handcuff him behind his back." (Evert Dep. at 47-49.) This is
sufficient evidence that Tpr. Evert was involved in the arrest
and handcuffing of the plaintiff. Accordingly, summary judgment
on this issue must be denied.
To sum up, questions of fact exist concerning whether the
defendants had probable cause to arrest the plaintiff for
harassment in the second degree, thus precluding summary judgment
on plaintiff's false arrest and imprisonment claims. There is
sufficient evidence in the record such that plaintiff's malicious
prosecution claim against Tpr. Scarselli and First Amendment
claim against both defendants can survive summary judgment. The
evidence also demonstrates that plaintiff's excessive force and
assault and battery claims against Tpr. Evert should not be
summarily dismissed.

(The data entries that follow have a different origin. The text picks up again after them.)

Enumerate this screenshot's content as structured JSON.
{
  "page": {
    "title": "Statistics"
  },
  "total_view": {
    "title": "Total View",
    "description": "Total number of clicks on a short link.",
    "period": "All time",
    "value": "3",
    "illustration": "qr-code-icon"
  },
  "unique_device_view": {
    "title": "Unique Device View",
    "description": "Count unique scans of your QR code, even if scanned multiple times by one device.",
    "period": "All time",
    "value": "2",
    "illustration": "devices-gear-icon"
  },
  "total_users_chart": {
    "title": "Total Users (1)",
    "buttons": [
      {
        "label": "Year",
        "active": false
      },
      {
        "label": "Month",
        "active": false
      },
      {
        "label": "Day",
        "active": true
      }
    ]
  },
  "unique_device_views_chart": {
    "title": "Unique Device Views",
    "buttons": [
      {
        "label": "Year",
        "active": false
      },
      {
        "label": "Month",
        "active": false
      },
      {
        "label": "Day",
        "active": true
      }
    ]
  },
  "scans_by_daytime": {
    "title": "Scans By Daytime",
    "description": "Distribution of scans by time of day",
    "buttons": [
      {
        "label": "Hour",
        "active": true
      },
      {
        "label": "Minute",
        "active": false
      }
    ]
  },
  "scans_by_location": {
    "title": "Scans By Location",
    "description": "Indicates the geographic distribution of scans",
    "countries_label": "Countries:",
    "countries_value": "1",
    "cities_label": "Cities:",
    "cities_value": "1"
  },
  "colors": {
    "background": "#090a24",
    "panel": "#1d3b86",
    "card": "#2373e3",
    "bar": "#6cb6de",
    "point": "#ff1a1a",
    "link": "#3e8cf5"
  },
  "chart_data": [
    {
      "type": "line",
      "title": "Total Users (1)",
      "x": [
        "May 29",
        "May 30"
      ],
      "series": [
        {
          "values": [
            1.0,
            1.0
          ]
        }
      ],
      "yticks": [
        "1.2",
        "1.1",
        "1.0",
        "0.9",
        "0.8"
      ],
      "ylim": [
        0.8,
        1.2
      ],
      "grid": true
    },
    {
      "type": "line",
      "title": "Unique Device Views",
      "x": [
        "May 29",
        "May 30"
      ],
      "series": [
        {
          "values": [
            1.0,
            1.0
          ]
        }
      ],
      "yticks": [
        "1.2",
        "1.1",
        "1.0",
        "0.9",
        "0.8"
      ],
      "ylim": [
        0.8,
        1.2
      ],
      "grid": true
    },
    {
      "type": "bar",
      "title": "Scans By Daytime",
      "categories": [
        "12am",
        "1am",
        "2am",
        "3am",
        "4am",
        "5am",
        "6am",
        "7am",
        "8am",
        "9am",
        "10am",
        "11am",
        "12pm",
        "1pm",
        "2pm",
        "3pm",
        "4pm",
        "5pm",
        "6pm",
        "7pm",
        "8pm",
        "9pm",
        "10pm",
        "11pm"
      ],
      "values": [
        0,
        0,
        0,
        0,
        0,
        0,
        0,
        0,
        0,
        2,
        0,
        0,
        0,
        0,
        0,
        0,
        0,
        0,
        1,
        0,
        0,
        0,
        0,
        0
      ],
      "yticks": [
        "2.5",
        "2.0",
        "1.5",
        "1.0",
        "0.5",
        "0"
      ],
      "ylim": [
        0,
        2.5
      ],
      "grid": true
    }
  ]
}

However, plaintiff's pendent state claims
for intentional and negligent infliction of emotional distress
must be dismissed.
Accordingly, it is
ORDERED, that defendants' motion for partial summary judgment
is GRANTED in part and DENIED in part;
1. The defendants' motion is GRANTED to the extent that
plaintiff's Fifth Amendment claim, malicious prosecution claim
against Trooper Craig Evert, and state law claims for intentional
infliction of emotional distress and negligent infliction of
emotional distress are DISMISSED;
2. The defendants' motion is DENIED in all other respects, and
this action shall proceed to trial with respect to the following
a. Excessive force (federal) and assault and battery (state)
against both defendants Trooper Mark Scarselli and Trooper Craig
b. False arrest and imprisonment (state and federal) against
both defendants Trooper Mark Scarselli and Trooper Craig Evert;
c. Malicious prosecution against Trooper Mark Scarselli; and
d. First Amendment against both defendants Trooper Mark
Scarselli and Trooper Craig Evert.
IT IS SO ORDERED.